By Barb Arland-Fye
The Catholic Messenger
Composer Dan Schutte sat on a stool strumming his guitar, singing hymns he’s composed while my husband Steve and I and about 200 other fans sang along. The experience seemed surreal. It was as if we’d opened the pages of our hymnals and the composer morphed into existence in front of us!
In a sense, Dan did that, through the collaborative efforts of the Sisters of St. Benedict of St. Mary Monastery in Rock Island, Ill., and St. Ambrose University Campus Ministry in Davenport. The university hosted the evening of music and reflection with Dan in Christ the King Chapel on campus April 8. Proceeds from the event will help establish the Benedictine Sisters’ Benet House Scholarship Fund to provide retreat opportunities for individuals and groups living on the margins.
Dan seamlessly moved from reflection to song, the reflections serving as a prelude to the hymns he sang while playing the guitar or the piano. We sang like members of a choir, as familiar with the pieces as if they were a second skin: “Here I am, Lord,” “Sing a New Song,” “You are Near,” “Table of Plenty” and “City of God” among the hymns. Now I know the liturgical inspiration behind the music, which enhances my appreciation for the compositions.

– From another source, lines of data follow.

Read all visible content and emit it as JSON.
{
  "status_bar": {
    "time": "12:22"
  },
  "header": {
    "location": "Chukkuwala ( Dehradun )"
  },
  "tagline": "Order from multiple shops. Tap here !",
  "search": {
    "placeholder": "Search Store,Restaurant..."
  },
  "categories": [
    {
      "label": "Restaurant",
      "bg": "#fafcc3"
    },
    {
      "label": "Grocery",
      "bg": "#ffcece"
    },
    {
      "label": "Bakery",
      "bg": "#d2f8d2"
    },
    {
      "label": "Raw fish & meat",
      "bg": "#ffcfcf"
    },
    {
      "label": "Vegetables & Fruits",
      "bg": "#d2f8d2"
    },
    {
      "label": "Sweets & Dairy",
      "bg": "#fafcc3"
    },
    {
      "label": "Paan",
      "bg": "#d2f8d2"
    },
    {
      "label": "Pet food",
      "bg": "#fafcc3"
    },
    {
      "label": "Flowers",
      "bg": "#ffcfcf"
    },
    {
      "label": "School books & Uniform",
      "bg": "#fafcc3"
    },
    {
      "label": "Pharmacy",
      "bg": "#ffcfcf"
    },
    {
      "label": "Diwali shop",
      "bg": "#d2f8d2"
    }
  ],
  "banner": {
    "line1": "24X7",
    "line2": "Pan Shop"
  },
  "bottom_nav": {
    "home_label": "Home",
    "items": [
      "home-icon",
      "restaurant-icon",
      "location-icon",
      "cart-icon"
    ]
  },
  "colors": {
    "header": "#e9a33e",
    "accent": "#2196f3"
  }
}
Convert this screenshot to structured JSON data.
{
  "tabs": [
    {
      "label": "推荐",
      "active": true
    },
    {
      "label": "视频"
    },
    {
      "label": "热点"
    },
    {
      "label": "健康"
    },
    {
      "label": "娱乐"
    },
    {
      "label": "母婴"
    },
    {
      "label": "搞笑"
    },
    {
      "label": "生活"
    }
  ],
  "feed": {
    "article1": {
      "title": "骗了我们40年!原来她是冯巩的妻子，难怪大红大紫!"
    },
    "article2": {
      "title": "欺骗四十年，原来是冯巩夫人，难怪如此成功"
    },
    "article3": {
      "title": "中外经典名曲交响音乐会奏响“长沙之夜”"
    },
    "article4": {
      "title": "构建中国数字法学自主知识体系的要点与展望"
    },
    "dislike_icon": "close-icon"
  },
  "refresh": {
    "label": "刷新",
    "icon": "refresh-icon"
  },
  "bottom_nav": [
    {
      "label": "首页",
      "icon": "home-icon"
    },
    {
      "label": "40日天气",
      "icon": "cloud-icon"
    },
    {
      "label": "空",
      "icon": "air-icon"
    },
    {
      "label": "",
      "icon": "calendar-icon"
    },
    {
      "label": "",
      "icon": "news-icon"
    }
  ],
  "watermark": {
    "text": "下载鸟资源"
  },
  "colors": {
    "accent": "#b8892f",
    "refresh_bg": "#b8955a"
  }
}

“Sometimes music becomes a wonderful key to open up hearts,” Dan observed during a workshop the following morning. “Music gets to that place in our hearts that other things don’t.” He’d noticed people in the audience the night before, some singing with their eyes closed and smiles on their faces and others with tears running down their faces. My eyes were wide open, but I don’t think a smile left my face. Someone I talked with during the intermission, anticipating one of the songs we’d sing, knew she’d have tears running down her face.
Dan, a founder of the musical St. Louis Jesuits, has been composing music for decades. He referenced copyright dates on his songs. “Beyond the Moon and Stars” for instance, was published in 1970. He joked that like Beethoven, he began composing as a child. Some people seeing his name as composer beneath a hymn assume he’s dead, he noted with a smile.
“I thought you were dead,” Steve confessed to Dan after the conference. Steve’s primary motive in talking with Dan, though, was to express appreciation for a fresh perspective on “Here I am, Lord.” The composer asked our “choir” to allow him to sing the Lord’s part for the first verse while we sang the refrain: “Here I am, Lord.” Singing that way gave Steve a heightened sense of responding to the Lord.
“I thought it was exhilarating,” Steve told me afterwards, “to see the music on the page and see him singing it.”
“Here I am, Lord,” speaks to me of one of my favorite Scripture passages, when the child Samuel hears the Lord calling his name. I feel something of that eager child within me, wanting to be there for my Lord. But another of the songs I love is “Beyond the Moon and Stars,” especially the line “The sparrow finds her home beneath your wing. …” The melody and words give me a great sense of comfort.
I attended Dan’s workshop, too, where he gave the story behind the creation of his Mass setting “The Mass of Christ the Savior.” It has become the standard for many parishes in the country. Dan’s love of the Eucharist and his appreciation for the mandate of the Second Vatican Council infused his Mass setting. One of the hallmarks is a musical motif that helps to unify this piece of music. He composed this Mass setting to engage the full, conscious, active participation of the faithful in the Mass. And that’s how I responded as I sang the Mass of Christ the Savior in the choir at Mass last weekend.
(Barb Arland-Fye, Editor, can be reached at firstname.lastname@example.org.)